So, Evagrius began to write down some of his more common struggles; struggles that seem to repeat themselves all-too-often. (If we were honest, we would admit that most of us have a set of struggles that seem to trouble us more than others.)
For Evagrius, there were eight.
Eight temptations. Eight attitudes. Eight behaviors. Eight sins…
that seemed to repeat themselves more than others.
He shared his list of eight with other monks, who confessed that they too shared many of the same temptations. Over time, his list was copied and transmitted from monastery to monestary. By the 6th century, Pope Gregory I had received a copy of the eight sins of Evagrius. Gregory tweaked the list a bit. He combined two of the sins into one, and refined the list to seven. He declared these seven sins were the sins that were most common to all follwers of Christ. These seven were the sins from which all other sins were born. He listed them in order of least threatening or deadly, to the most deadly.
His list (from least to greatest threat) was:
Lust. Gluttony. Greed. Sloth. Wrath. Envy. Pride.
What is crucial to know is that none of these sins simply exist in and of themselves. Like most sins, each of these seven is a distortion, or a twisting of a some good thing.
(Lust, for example, doesn’t just exist on its own.

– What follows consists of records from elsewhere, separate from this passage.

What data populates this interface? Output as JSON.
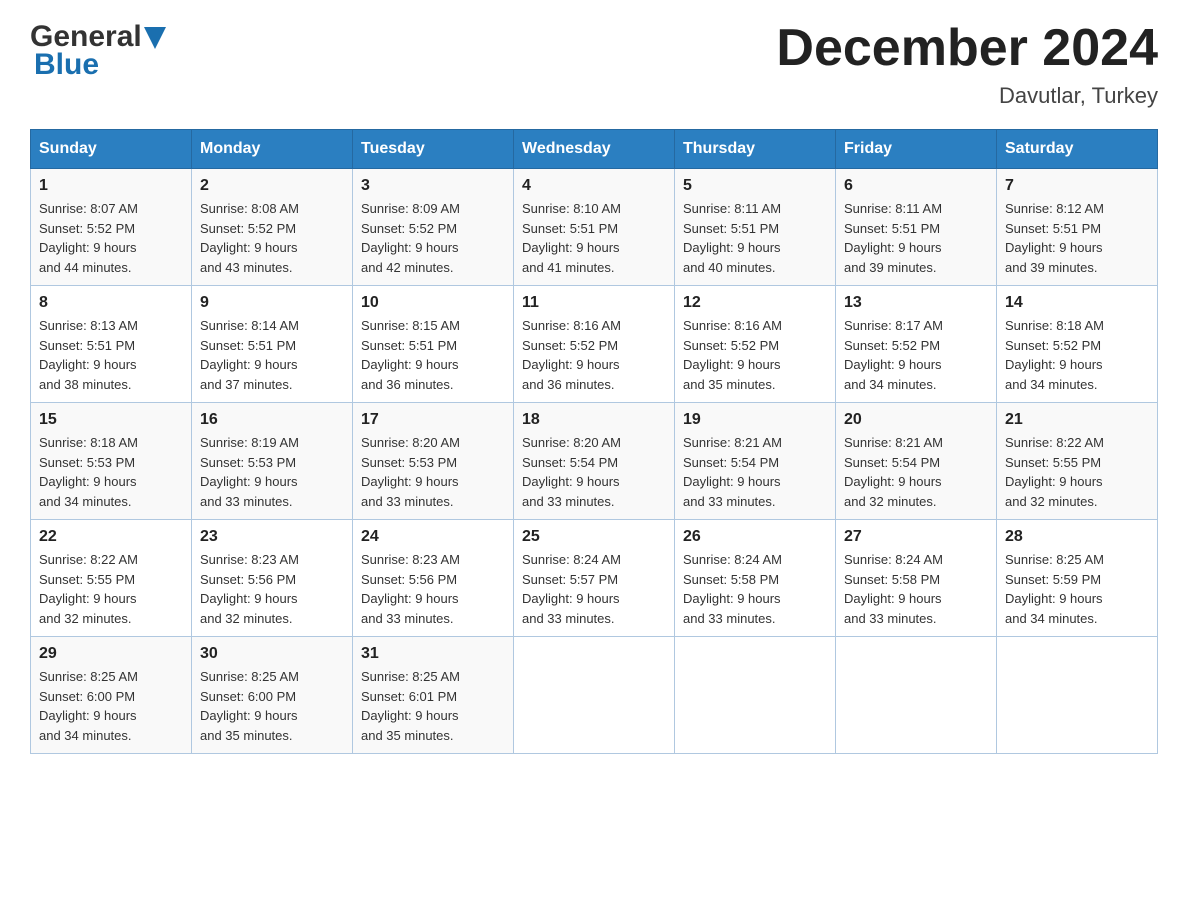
{
  "logo": {
    "general": "General",
    "blue": "Blue"
  },
  "title": {
    "month": "December 2024",
    "location": "Davutlar, Turkey"
  },
  "headers": [
    "Sunday",
    "Monday",
    "Tuesday",
    "Wednesday",
    "Thursday",
    "Friday",
    "Saturday"
  ],
  "weeks": [
    [
      {
        "day": "1",
        "sunrise": "8:07 AM",
        "sunset": "5:52 PM",
        "daylight": "9 hours and 44 minutes."
      },
      {
        "day": "2",
        "sunrise": "8:08 AM",
        "sunset": "5:52 PM",
        "daylight": "9 hours and 43 minutes."
      },
      {
        "day": "3",
        "sunrise": "8:09 AM",
        "sunset": "5:52 PM",
        "daylight": "9 hours and 42 minutes."
      },
      {
        "day": "4",
        "sunrise": "8:10 AM",
        "sunset": "5:51 PM",
        "daylight": "9 hours and 41 minutes."
      },
      {
        "day": "5",
        "sunrise": "8:11 AM",
        "sunset": "5:51 PM",
        "daylight": "9 hours and 40 minutes."
      },
      {
        "day": "6",
        "sunrise": "8:11 AM",
        "sunset": "5:51 PM",
        "daylight": "9 hours and 39 minutes."
      },
      {
        "day": "7",
        "sunrise": "8:12 AM",
        "sunset": "5:51 PM",
        "daylight": "9 hours and 39 minutes."
      }
    ],
    [
      {
        "day": "8",
        "sunrise": "8:13 AM",
        "sunset": "5:51 PM",
        "daylight": "9 hours and 38 minutes."
      },
      {
        "day": "9",
        "sunrise": "8:14 AM",
        "sunset": "5:51 PM",
        "daylight": "9 hours and 37 minutes."
      },
      {
        "day": "10",
        "sunrise": "8:15 AM",
        "sunset": "5:51 PM",
        "daylight": "9 hours and 36 minutes."
      },
      {
        "day": "11",
        "sunrise": "8:16 AM",
        "sunset": "5:52 PM",
        "daylight": "9 hours and 36 minutes."
      },
      {
        "day": "12",
        "sunrise": "8:16 AM",
        "sunset": "5:52 PM",
        "daylight": "9 hours and 35 minutes."
      },
      {
        "day": "13",
        "sunrise": "8:17 AM",
        "sunset": "5:52 PM",
        "daylight": "9 hours and 34 minutes."
      },
      {
        "day": "14",
        "sunrise": "8:18 AM",
        "sunset": "5:52 PM",
        "daylight": "9 hours and 34 minutes."
      }
    ],
    [
      {
        "day": "15",
        "sunrise": "8:18 AM",
        "sunset": "5:53 PM",
        "daylight": "9 hours and 34 minutes."
      },
      {
        "day": "16",
        "sunrise": "8:19 AM",
        "sunset": "5:53 PM",
        "daylight": "9 hours and 33 minutes."
      },
      {
        "day": "17",
        "sunrise": "8:20 AM",
        "sunset": "5:53 PM",
        "daylight": "9 hours and 33 minutes."
      },
      {
        "day": "18",
        "sunrise": "8:20 AM",
        "sunset": "5:54 PM",
        "daylight": "9 hours and 33 minutes."
      },
      {
        "day": "19",
        "sunrise": "8:21 AM",
        "sunset": "5:54 PM",
        "daylight": "9 hours and 33 minutes."
      },
      {
        "day": "20",
        "sunrise": "8:21 AM",
        "sunset": "5:54 PM",
        "daylight": "9 hours and 32 minutes."
      },
      {
        "day": "21",
        "sunrise": "8:22 AM",
        "sunset": "5:55 PM",
        "daylight": "9 hours and 32 minutes."
      }
    ],
    [
      {
        "day": "22",
        "sunrise": "8:22 AM",
        "sunset": "5:55 PM",
        "daylight": "9 hours and 32 minutes."
      },
      {
        "day": "23",
        "sunrise": "8:23 AM",
        "sunset": "5:56 PM",
        "daylight": "9 hours and 32 minutes."
      },
      {
        "day": "24",
        "sunrise": "8:23 AM",
        "sunset": "5:56 PM",
        "daylight": "9 hours and 33 minutes."
      },
      {
        "day": "25",
        "sunrise": "8:24 AM",
        "sunset": "5:57 PM",
        "daylight": "9 hours and 33 minutes."
      },
      {
        "day": "26",
        "sunrise": "8:24 AM",
        "sunset": "5:58 PM",
        "daylight": "9 hours and 33 minutes."
      },
      {
        "day": "27",
        "sunrise": "8:24 AM",
        "sunset": "5:58 PM",
        "daylight": "9 hours and 33 minutes."
      },
      {
        "day": "28",
        "sunrise": "8:25 AM",
        "sunset": "5:59 PM",
        "daylight": "9 hours and 34 minutes."
      }
    ],
    [
      {
        "day": "29",
        "sunrise": "8:25 AM",
        "sunset": "6:00 PM",
        "daylight": "9 hours and 34 minutes."
      },
      {
        "day": "30",
        "sunrise": "8:25 AM",
        "sunset": "6:00 PM",
        "daylight": "9 hours and 35 minutes."
      },
      {
        "day": "31",
        "sunrise": "8:25 AM",
        "sunset": "6:01 PM",
        "daylight": "9 hours and 35 minutes."
      },
      null,
      null,
      null,
      null
    ]
  ],
  "labels": {
    "sunrise": "Sunrise:",
    "sunset": "Sunset:",
    "daylight": "Daylight:"
  }
}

Lust is a distortion (or shadow side) of healthy, God-given desires.)
In other words, these sins don’t just show up.
They sneak up.
They creep into our lives in ways that are mostly subtle and undetectable at first. They settle into our lives wearing the mask of what seems to be normal and healthy and good. But slowly, they have the potential to eat away at our lives until there is very little left of the relationships that matter. Relationships with God; with other people; even with ourselves.
That is why on Sunday, March 9th we begin a new sermon series during the season of Lent entitled, “7 Deadly Sins.”
Using the traditional seven as a springboard, we will consider the destructive power of sin in our lives, paying particular attention to the subtle and sinister ways these sins can creep in, destroying what is most valuable to us. Throughout the series we will talk clearly and specifically about how Jesus Christ offers the only true way out; a way to be forgiven, renewed, and free.
While there is a traditional order to the 7 Deadly Sins, we will arrange our study in the following order: Greed. Envy. Wrath. Sloth. Lust. Pride. Gluttony.